4. How do you determine what storage engines are installed?

mysql> show global variables like 'have%';                                       
| Variable_name         | Value    |
| have_archive          | NO       |
| have_bdb              | YES      |
| have_blackhole_engine | NO       |
| have_compress         | YES      |
| have_crypt            | YES      |
| have_csv              | NO       |
| have_dynamic_loading  | YES      |
| have_example_engine   | NO       |
| have_federated_engine | NO       |
| have_geometry         | YES      |
| have_innodb           | YES      |
| have_isam             | NO       |
| have_merge_engine     | YES      |
| have_ndbcluster       | NO       |
| have_openssl          | DISABLED |
| have_query_cache      | YES      |
| have_raid             | NO       |
| have_rtree_keys       | YES      |
| have_symlink          | YES      |
19 rows in set (0.00 sec)

5. How do you get the query cache status? How do you tune it?

mysql> show global status like 'qcache%';                                        
| Variable_name           | Value |
| Qcache_free_blocks      | 0     |
| Qcache_free_memory      | 0     |
| Qcache_hits             | 0     |
| Qcache_inserts          | 0     |
| Qcache_lowmem_prunes    | 0     |
| Qcache_not_cached       | 0     |
| Qcache_queries_in_cache | 0     |
| Qcache_total_blocks     | 0     |
8 rows in set (0.16 sec)

Tune it by looking at qcache_hits/(qcache_hits+com_selects)

6. What is DRBD?  Explain the advantages and disadvantages to MySQL Replication for High Availability.

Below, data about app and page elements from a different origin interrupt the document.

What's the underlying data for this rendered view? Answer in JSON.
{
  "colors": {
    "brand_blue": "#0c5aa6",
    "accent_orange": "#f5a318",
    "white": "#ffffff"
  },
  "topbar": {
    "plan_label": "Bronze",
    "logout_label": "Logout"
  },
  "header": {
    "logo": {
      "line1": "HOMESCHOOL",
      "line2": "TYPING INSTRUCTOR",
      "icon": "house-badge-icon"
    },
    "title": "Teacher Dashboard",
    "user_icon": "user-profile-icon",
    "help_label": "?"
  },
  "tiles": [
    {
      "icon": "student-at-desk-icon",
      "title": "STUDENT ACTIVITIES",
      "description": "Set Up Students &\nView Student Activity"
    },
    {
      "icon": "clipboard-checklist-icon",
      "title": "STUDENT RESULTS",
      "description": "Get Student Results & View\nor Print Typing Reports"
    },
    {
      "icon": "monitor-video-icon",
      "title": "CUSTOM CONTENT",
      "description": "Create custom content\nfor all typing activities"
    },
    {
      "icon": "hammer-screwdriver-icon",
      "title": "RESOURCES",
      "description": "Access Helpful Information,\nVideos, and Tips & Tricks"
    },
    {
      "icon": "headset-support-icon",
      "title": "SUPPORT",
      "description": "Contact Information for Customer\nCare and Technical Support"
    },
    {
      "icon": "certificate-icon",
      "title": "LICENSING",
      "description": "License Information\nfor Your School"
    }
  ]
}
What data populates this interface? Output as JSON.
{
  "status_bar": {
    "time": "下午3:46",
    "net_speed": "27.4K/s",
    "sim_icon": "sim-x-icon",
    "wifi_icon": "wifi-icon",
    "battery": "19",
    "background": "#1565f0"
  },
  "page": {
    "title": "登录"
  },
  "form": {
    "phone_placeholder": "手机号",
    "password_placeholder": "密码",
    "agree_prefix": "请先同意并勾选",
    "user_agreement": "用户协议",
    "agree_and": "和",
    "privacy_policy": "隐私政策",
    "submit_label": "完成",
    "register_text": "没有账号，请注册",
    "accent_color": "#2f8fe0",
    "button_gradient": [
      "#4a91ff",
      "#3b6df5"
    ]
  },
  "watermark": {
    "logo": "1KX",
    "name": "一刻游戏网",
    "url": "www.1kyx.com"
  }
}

7. What is circular replication?  How is it different from master-slave replication?